→ What is needed
Reproduction without pictures: print every entry precisely as written.

------------------------------------

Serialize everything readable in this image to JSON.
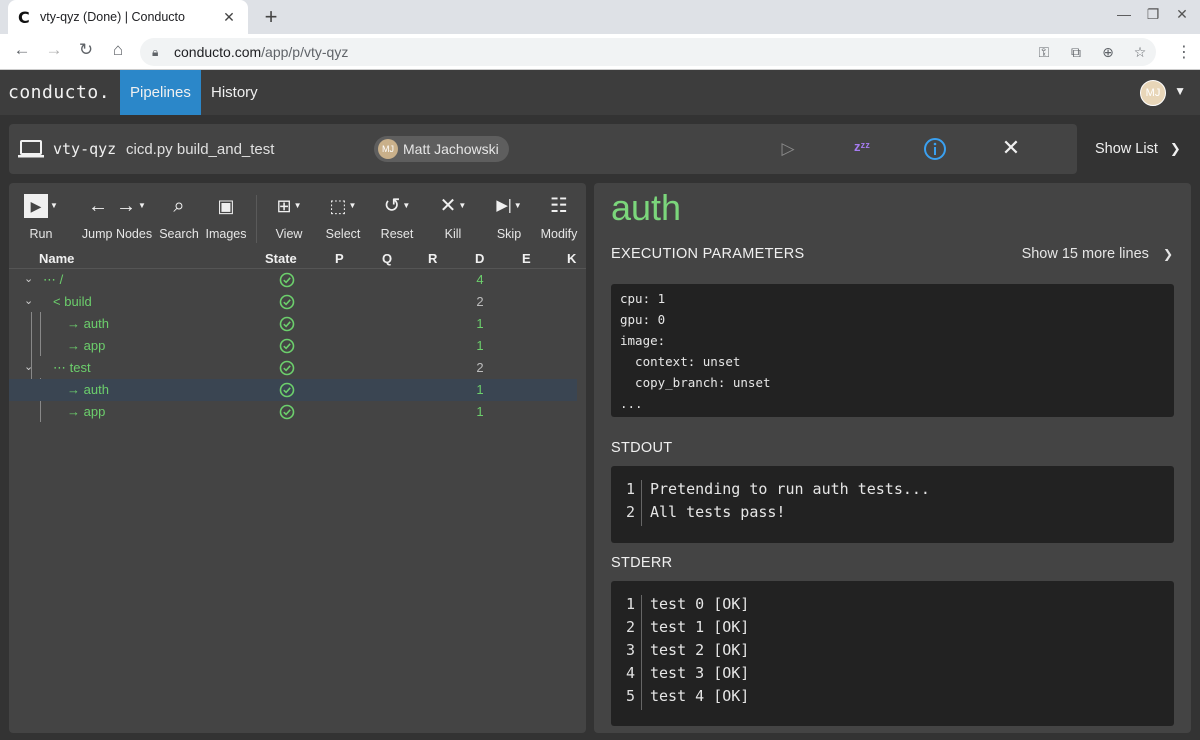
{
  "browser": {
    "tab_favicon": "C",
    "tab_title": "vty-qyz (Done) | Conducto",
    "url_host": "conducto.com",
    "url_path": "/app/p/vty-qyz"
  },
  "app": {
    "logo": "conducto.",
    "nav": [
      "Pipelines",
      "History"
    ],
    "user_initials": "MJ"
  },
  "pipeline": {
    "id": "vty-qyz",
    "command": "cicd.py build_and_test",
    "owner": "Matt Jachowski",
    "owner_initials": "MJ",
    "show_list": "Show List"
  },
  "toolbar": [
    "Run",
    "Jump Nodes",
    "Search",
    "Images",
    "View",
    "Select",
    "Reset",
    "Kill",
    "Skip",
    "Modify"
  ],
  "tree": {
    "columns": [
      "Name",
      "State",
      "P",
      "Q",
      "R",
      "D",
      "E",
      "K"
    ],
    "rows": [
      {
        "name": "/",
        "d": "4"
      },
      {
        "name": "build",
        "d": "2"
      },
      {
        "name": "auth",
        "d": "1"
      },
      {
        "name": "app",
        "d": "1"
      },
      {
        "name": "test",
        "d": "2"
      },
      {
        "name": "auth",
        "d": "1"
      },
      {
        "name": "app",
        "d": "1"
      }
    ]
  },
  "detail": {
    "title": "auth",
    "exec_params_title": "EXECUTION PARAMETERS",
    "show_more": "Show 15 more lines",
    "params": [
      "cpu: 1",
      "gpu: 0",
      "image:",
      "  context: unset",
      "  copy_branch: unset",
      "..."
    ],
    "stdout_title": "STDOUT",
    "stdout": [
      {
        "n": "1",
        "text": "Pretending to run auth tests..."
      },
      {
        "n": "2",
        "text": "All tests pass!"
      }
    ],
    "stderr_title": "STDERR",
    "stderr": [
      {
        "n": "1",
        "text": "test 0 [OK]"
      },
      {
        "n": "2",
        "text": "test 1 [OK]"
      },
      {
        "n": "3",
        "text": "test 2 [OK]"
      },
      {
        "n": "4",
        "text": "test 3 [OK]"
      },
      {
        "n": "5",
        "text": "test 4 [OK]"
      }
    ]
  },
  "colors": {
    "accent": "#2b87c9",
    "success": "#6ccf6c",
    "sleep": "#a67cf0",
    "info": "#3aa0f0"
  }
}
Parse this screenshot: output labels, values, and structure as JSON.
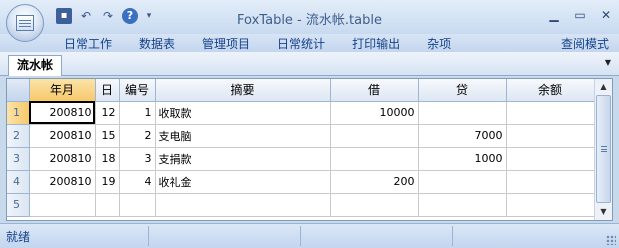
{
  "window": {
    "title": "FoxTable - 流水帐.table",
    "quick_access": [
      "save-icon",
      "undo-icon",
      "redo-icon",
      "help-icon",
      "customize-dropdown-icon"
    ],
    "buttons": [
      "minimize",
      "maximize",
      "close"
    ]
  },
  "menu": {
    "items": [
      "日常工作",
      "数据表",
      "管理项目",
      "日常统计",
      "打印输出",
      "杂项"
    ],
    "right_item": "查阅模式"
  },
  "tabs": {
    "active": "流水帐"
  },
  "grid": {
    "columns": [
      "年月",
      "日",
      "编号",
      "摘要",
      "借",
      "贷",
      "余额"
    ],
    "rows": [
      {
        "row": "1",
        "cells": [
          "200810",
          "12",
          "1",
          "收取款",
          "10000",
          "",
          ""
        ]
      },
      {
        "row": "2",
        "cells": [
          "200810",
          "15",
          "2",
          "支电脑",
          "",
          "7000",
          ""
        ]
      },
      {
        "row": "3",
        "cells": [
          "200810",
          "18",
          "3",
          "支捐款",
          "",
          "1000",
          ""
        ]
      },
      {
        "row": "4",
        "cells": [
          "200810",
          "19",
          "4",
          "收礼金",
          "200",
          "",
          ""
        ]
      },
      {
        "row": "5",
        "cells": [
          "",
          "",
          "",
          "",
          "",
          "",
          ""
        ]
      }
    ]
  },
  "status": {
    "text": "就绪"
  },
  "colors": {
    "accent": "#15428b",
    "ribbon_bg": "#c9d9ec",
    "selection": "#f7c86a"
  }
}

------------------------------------

→ Exercise answer
Serialize everything readable in this image to JSON.
{
  "browser": {
    "tab_favicon": "C",
    "tab_title": "vty-qyz (Done) | Conducto",
    "url_host": "conducto.com",
    "url_path": "/app/p/vty-qyz"
  },
  "app": {
    "logo": "conducto.",
    "nav": [
      "Pipelines",
      "History"
    ],
    "user_initials": "MJ"
  },
  "pipeline": {
    "id": "vty-qyz",
    "command": "cicd.py build_and_test",
    "owner": "Matt Jachowski",
    "owner_initials": "MJ",
    "show_list": "Show List"
  },
  "toolbar": [
    "Run",
    "Jump Nodes",
    "Search",
    "Images",
    "View",
    "Select",
    "Reset",
    "Kill",
    "Skip",
    "Modify"
  ],
  "tree": {
    "columns": [
      "Name",
      "State",
      "P",
      "Q",
      "R",
      "D",
      "E",
      "K"
    ],
    "rows": [
      {
        "name": "/",
        "d": "4"
      },
      {
        "name": "build",
        "d": "2"
      },
      {
        "name": "auth",
        "d": "1"
      },
      {
        "name": "app",
        "d": "1"
      },
      {
        "name": "test",
        "d": "2"
      },
      {
        "name": "auth",
        "d": "1"
      },
      {
        "name": "app",
        "d": "1"
      }
    ]
  },
  "detail": {
    "title": "auth",
    "exec_params_title": "EXECUTION PARAMETERS",
    "show_more": "Show 15 more lines",
    "params": [
      "cpu: 1",
      "gpu: 0",
      "image:",
      "  context: unset",
      "  copy_branch: unset",
      "..."
    ],
    "stdout_title": "STDOUT",
    "stdout": [
      {
        "n": "1",
        "text": "Pretending to run auth tests..."
      },
      {
        "n": "2",
        "text": "All tests pass!"
      }
    ],
    "stderr_title": "STDERR",
    "stderr": [
      {
        "n": "1",
        "text": "test 0 [OK]"
      },
      {
        "n": "2",
        "text": "test 1 [OK]"
      },
      {
        "n": "3",
        "text": "test 2 [OK]"
      },
      {
        "n": "4",
        "text": "test 3 [OK]"
      },
      {
        "n": "5",
        "text": "test 4 [OK]"
      }
    ]
  },
  "colors": {
    "accent": "#2b87c9",
    "success": "#6ccf6c",
    "sleep": "#a67cf0",
    "info": "#3aa0f0"
  }
}
Parse this screenshot: output labels, values, and structure as JSON.
{
  "window": {
    "title": "FoxTable - 流水帐.table",
    "quick_access": [
      "save-icon",
      "undo-icon",
      "redo-icon",
      "help-icon",
      "customize-dropdown-icon"
    ],
    "buttons": [
      "minimize",
      "maximize",
      "close"
    ]
  },
  "menu": {
    "items": [
      "日常工作",
      "数据表",
      "管理项目",
      "日常统计",
      "打印输出",
      "杂项"
    ],
    "right_item": "查阅模式"
  },
  "tabs": {
    "active": "流水帐"
  },
  "grid": {
    "columns": [
      "年月",
      "日",
      "编号",
      "摘要",
      "借",
      "贷",
      "余额"
    ],
    "rows": [
      {
        "row": "1",
        "cells": [
          "200810",
          "12",
          "1",
          "收取款",
          "10000",
          "",
          ""
        ]
      },
      {
        "row": "2",
        "cells": [
          "200810",
          "15",
          "2",
          "支电脑",
          "",
          "7000",
          ""
        ]
      },
      {
        "row": "3",
        "cells": [
          "200810",
          "18",
          "3",
          "支捐款",
          "",
          "1000",
          ""
        ]
      },
      {
        "row": "4",
        "cells": [
          "200810",
          "19",
          "4",
          "收礼金",
          "200",
          "",
          ""
        ]
      },
      {
        "row": "5",
        "cells": [
          "",
          "",
          "",
          "",
          "",
          "",
          ""
        ]
      }
    ]
  },
  "status": {
    "text": "就绪"
  },
  "colors": {
    "accent": "#15428b",
    "ribbon_bg": "#c9d9ec",
    "selection": "#f7c86a"
  }
}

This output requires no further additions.